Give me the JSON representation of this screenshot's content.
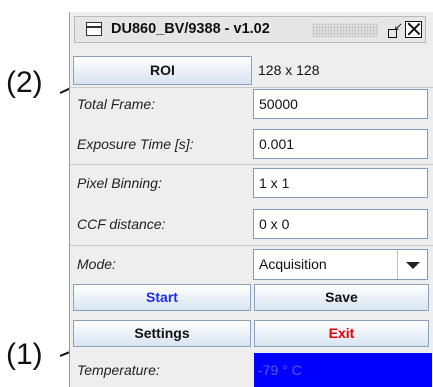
{
  "callouts": {
    "top": "(2)",
    "bottom": "(1)"
  },
  "window": {
    "title": "DU860_BV/9388 - v1.02",
    "icons": {
      "app": "window-icon",
      "restore": "restore-icon",
      "close": "close-icon"
    }
  },
  "roi": {
    "button_label": "ROI",
    "value": "128 x 128"
  },
  "fields": {
    "total_frame": {
      "label": "Total Frame:",
      "value": "50000"
    },
    "exposure_time": {
      "label": "Exposure Time [s]:",
      "value": "0.001"
    },
    "pixel_binning": {
      "label": "Pixel Binning:",
      "value": "1 x 1"
    },
    "ccf_distance": {
      "label": "CCF distance:",
      "value": "0 x 0"
    }
  },
  "mode": {
    "label": "Mode:",
    "selected": "Acquisition"
  },
  "buttons": {
    "start": "Start",
    "save": "Save",
    "settings": "Settings",
    "exit": "Exit"
  },
  "temperature": {
    "label": "Temperature:",
    "value": "-79 ° C"
  },
  "colors": {
    "start_text": "#1a2ee6",
    "exit_text": "#e60000",
    "temperature_bg": "#0000ff"
  }
}
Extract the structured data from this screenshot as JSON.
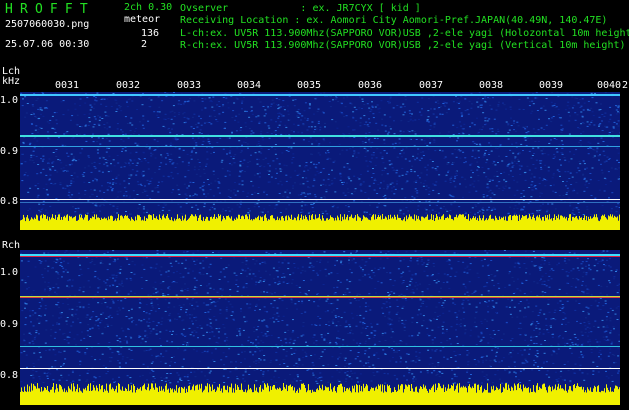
{
  "header": {
    "brand": "HROFFT",
    "filename": "2507060030.png",
    "datetime": "25.07.06 00:30",
    "mode": "2ch 0.30",
    "meteor_label": "meteor",
    "meteor_count": "136",
    "channel_count": "2"
  },
  "info": {
    "observer": "Ovserver            : ex. JR7CYX [ kid ]",
    "location": "Receiving Location : ex. Aomori City Aomori-Pref.JAPAN(40.49N, 140.47E)",
    "lch": "L-ch:ex. UV5R 113.900Mhz(SAPPORO VOR)USB ,2-ele yagi (Holozontal 10m height",
    "rch": "R-ch:ex. UV5R 113.900Mhz(SAPPORO VOR)USB ,2-ele yagi (Vertical 10m height)"
  },
  "lch_panel": {
    "label": "Lch",
    "unit": "kHz",
    "ticks": [
      "1.0",
      "0.9",
      "0.8"
    ]
  },
  "rch_panel": {
    "label": "Rch",
    "ticks": [
      "1.0",
      "0.9",
      "0.8"
    ]
  },
  "time_labels": [
    "0031",
    "0032",
    "0033",
    "0034",
    "0035",
    "0036",
    "0037",
    "0038",
    "0039",
    "0040",
    "2"
  ],
  "colors": {
    "background": "#000000",
    "brand_green": "#22e022",
    "info_green": "#22e022",
    "spectrogram_base": "#0a1a7a",
    "level_yellow": "#f0f000",
    "carrier_cyan": "#40e0ff"
  }
}
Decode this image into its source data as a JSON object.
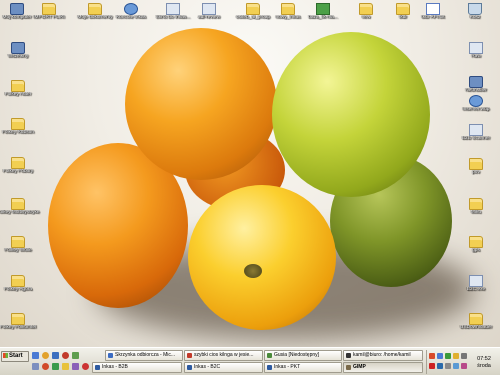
{
  "desktop": {
    "top_row": [
      {
        "label": "Mój komputer",
        "icon": "computer-icon"
      },
      {
        "label": "IMPORT PLIKI",
        "icon": "folder-icon"
      },
      {
        "label": "Moje dokumenty",
        "icon": "documents-icon"
      },
      {
        "label": "Koncole Inkas",
        "icon": "app-icon"
      },
      {
        "label": "Skrót do Inkas...",
        "icon": "shortcut-icon"
      },
      {
        "label": "adf-review",
        "icon": "shortcut-icon"
      },
      {
        "label": "ositeb_al_proap",
        "icon": "folder-icon"
      },
      {
        "label": "nowy_inkas",
        "icon": "folder-icon"
      },
      {
        "label": "baza_lik-nia...",
        "icon": "spreadsheet-icon"
      },
      {
        "label": "new",
        "icon": "folder-icon"
      },
      {
        "label": "tkdr",
        "icon": "folder-icon"
      },
      {
        "label": "tkdr API.txt",
        "icon": "text-file-icon"
      },
      {
        "label": "Kosz",
        "icon": "recycle-bin-icon"
      }
    ],
    "left_column": [
      {
        "label": "Wszelkny",
        "icon": "network-icon"
      },
      {
        "label": "Folkey Auter",
        "icon": "folder-icon"
      },
      {
        "label": "Folkey Rubson",
        "icon": "folder-icon"
      },
      {
        "label": "Folkey Fobory",
        "icon": "folder-icon"
      },
      {
        "label": "Folkey Multisystryke",
        "icon": "folder-icon"
      },
      {
        "label": "Folkey Wolle",
        "icon": "folder-icon"
      },
      {
        "label": "Folkey Agora",
        "icon": "folder-icon"
      },
      {
        "label": "Folkey Folkomtel",
        "icon": "folder-icon"
      }
    ],
    "right_column": [
      {
        "label": "Raw",
        "icon": "shortcut-icon"
      },
      {
        "label": "NetInstlier",
        "icon": "network-icon"
      },
      {
        "label": "inserver.wdp",
        "icon": "globe-icon"
      },
      {
        "label": "B2B Scanner",
        "icon": "scanner-icon"
      },
      {
        "label": "pov",
        "icon": "folder-icon"
      },
      {
        "label": "Miku",
        "icon": "folder-icon"
      },
      {
        "label": "gps",
        "icon": "folder-icon"
      },
      {
        "label": "B2C.exe",
        "icon": "exe-icon"
      },
      {
        "label": "USDownloader",
        "icon": "folder-icon"
      }
    ]
  },
  "taskbar": {
    "start_label": "Start",
    "tasks_row1": [
      {
        "label": "Skrzynka odbiorcza - Mic...",
        "color": "#3a6bc2"
      },
      {
        "label": "szybki cios kilnga w jesie...",
        "color": "#c23a2a"
      },
      {
        "label": "Gusia [Niedostępny]",
        "color": "#4a8a3a"
      },
      {
        "label": "kamil@biuro: /home/kamil",
        "color": "#333333"
      }
    ],
    "tasks_row2": [
      {
        "label": "Inkas - B2B",
        "color": "#2d5aa0"
      },
      {
        "label": "Inkas - B2C",
        "color": "#2d5aa0"
      },
      {
        "label": "Inkas - PKT",
        "color": "#2d5aa0"
      },
      {
        "label": "GIMP",
        "color": "#7a6a4a",
        "active": true
      }
    ],
    "clock": {
      "time": "07:52",
      "day": "środa"
    }
  }
}
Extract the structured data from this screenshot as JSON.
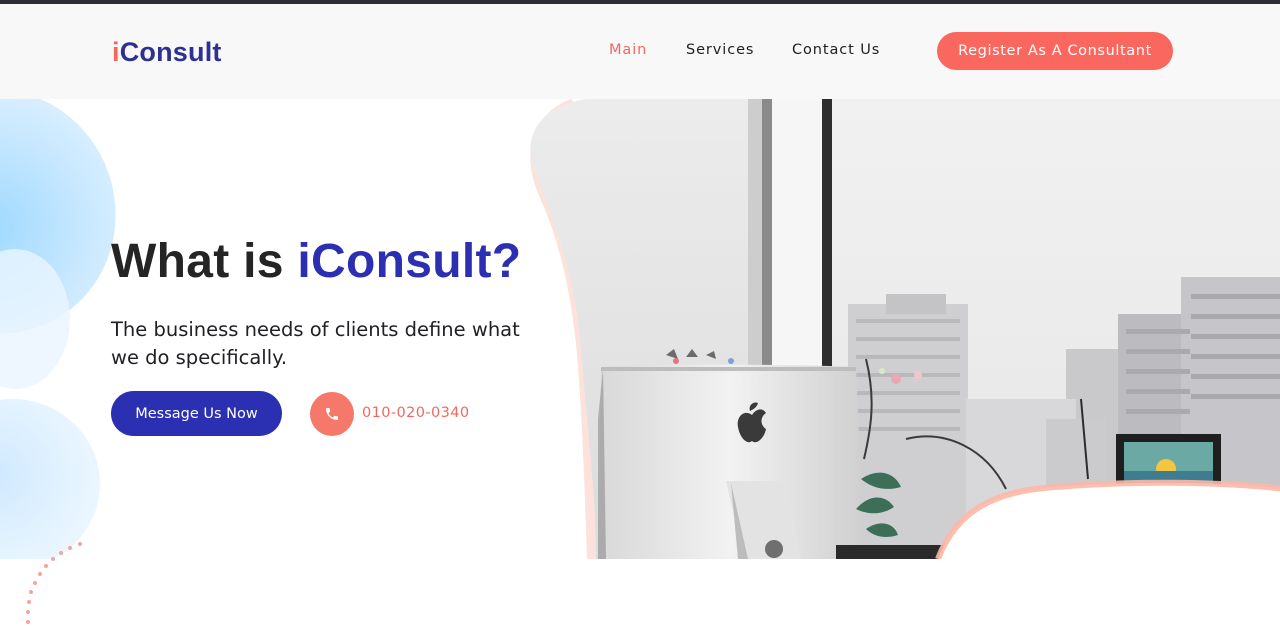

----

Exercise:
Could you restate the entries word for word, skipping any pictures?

Result for this task:
Give me the JSON representation of this screenshot's content.
{
  "callouts": {
    "top": "(2)",
    "bottom": "(1)"
  },
  "window": {
    "title": "DU860_BV/9388 - v1.02",
    "icons": {
      "app": "window-icon",
      "restore": "restore-icon",
      "close": "close-icon"
    }
  },
  "roi": {
    "button_label": "ROI",
    "value": "128 x 128"
  },
  "fields": {
    "total_frame": {
      "label": "Total Frame:",
      "value": "50000"
    },
    "exposure_time": {
      "label": "Exposure Time [s]:",
      "value": "0.001"
    },
    "pixel_binning": {
      "label": "Pixel Binning:",
      "value": "1 x 1"
    },
    "ccf_distance": {
      "label": "CCF distance:",
      "value": "0 x 0"
    }
  },
  "mode": {
    "label": "Mode:",
    "selected": "Acquisition"
  },
  "buttons": {
    "start": "Start",
    "save": "Save",
    "settings": "Settings",
    "exit": "Exit"
  },
  "temperature": {
    "label": "Temperature:",
    "value": "-79 ° C"
  },
  "colors": {
    "start_text": "#1a2ee6",
    "exit_text": "#e60000",
    "temperature_bg": "#0000ff"
  }
}
Extract the structured data from this screenshot as JSON.
{
  "header": {
    "brand": "HROFFT",
    "filename": "2507060030.png",
    "datetime": "25.07.06 00:30",
    "mode": "2ch 0.30",
    "meteor_label": "meteor",
    "meteor_count": "136",
    "channel_count": "2"
  },
  "info": {
    "observer": "Ovserver            : ex. JR7CYX [ kid ]",
    "location": "Receiving Location : ex. Aomori City Aomori-Pref.JAPAN(40.49N, 140.47E)",
    "lch": "L-ch:ex. UV5R 113.900Mhz(SAPPORO VOR)USB ,2-ele yagi (Holozontal 10m height",
    "rch": "R-ch:ex. UV5R 113.900Mhz(SAPPORO VOR)USB ,2-ele yagi (Vertical 10m height)"
  },
  "lch_panel": {
    "label": "Lch",
    "unit": "kHz",
    "ticks": [
      "1.0",
      "0.9",
      "0.8"
    ]
  },
  "rch_panel": {
    "label": "Rch",
    "ticks": [
      "1.0",
      "0.9",
      "0.8"
    ]
  },
  "time_labels": [
    "0031",
    "0032",
    "0033",
    "0034",
    "0035",
    "0036",
    "0037",
    "0038",
    "0039",
    "0040",
    "2"
  ],
  "colors": {
    "background": "#000000",
    "brand_green": "#22e022",
    "info_green": "#22e022",
    "spectrogram_base": "#0a1a7a",
    "level_yellow": "#f0f000",
    "carrier_cyan": "#40e0ff"
  }
}
Decode this image into its source data as a JSON object.
{
  "desktop": {
    "top_row": [
      {
        "label": "Mój komputer",
        "icon": "computer-icon"
      },
      {
        "label": "IMPORT PLIKI",
        "icon": "folder-icon"
      },
      {
        "label": "Moje dokumenty",
        "icon": "documents-icon"
      },
      {
        "label": "Koncole Inkas",
        "icon": "app-icon"
      },
      {
        "label": "Skrót do Inkas...",
        "icon": "shortcut-icon"
      },
      {
        "label": "adf-review",
        "icon": "shortcut-icon"
      },
      {
        "label": "ositeb_al_proap",
        "icon": "folder-icon"
      },
      {
        "label": "nowy_inkas",
        "icon": "folder-icon"
      },
      {
        "label": "baza_lik-nia...",
        "icon": "spreadsheet-icon"
      },
      {
        "label": "new",
        "icon": "folder-icon"
      },
      {
        "label": "tkdr",
        "icon": "folder-icon"
      },
      {
        "label": "tkdr API.txt",
        "icon": "text-file-icon"
      },
      {
        "label": "Kosz",
        "icon": "recycle-bin-icon"
      }
    ],
    "left_column": [
      {
        "label": "Wszelkny",
        "icon": "network-icon"
      },
      {
        "label": "Folkey Auter",
        "icon": "folder-icon"
      },
      {
        "label": "Folkey Rubson",
        "icon": "folder-icon"
      },
      {
        "label": "Folkey Fobory",
        "icon": "folder-icon"
      },
      {
        "label": "Folkey Multisystryke",
        "icon": "folder-icon"
      },
      {
        "label": "Folkey Wolle",
        "icon": "folder-icon"
      },
      {
        "label": "Folkey Agora",
        "icon": "folder-icon"
      },
      {
        "label": "Folkey Folkomtel",
        "icon": "folder-icon"
      }
    ],
    "right_column": [
      {
        "label": "Raw",
        "icon": "shortcut-icon"
      },
      {
        "label": "NetInstlier",
        "icon": "network-icon"
      },
      {
        "label": "inserver.wdp",
        "icon": "globe-icon"
      },
      {
        "label": "B2B Scanner",
        "icon": "scanner-icon"
      },
      {
        "label": "pov",
        "icon": "folder-icon"
      },
      {
        "label": "Miku",
        "icon": "folder-icon"
      },
      {
        "label": "gps",
        "icon": "folder-icon"
      },
      {
        "label": "B2C.exe",
        "icon": "exe-icon"
      },
      {
        "label": "USDownloader",
        "icon": "folder-icon"
      }
    ]
  },
  "taskbar": {
    "start_label": "Start",
    "tasks_row1": [
      {
        "label": "Skrzynka odbiorcza - Mic...",
        "color": "#3a6bc2"
      },
      {
        "label": "szybki cios kilnga w jesie...",
        "color": "#c23a2a"
      },
      {
        "label": "Gusia [Niedostępny]",
        "color": "#4a8a3a"
      },
      {
        "label": "kamil@biuro: /home/kamil",
        "color": "#333333"
      }
    ],
    "tasks_row2": [
      {
        "label": "Inkas - B2B",
        "color": "#2d5aa0"
      },
      {
        "label": "Inkas - B2C",
        "color": "#2d5aa0"
      },
      {
        "label": "Inkas - PKT",
        "color": "#2d5aa0"
      },
      {
        "label": "GIMP",
        "color": "#7a6a4a",
        "active": true
      }
    ],
    "clock": {
      "time": "07:52",
      "day": "środa"
    }
  }
}
Extract the structured data from this screenshot as JSON.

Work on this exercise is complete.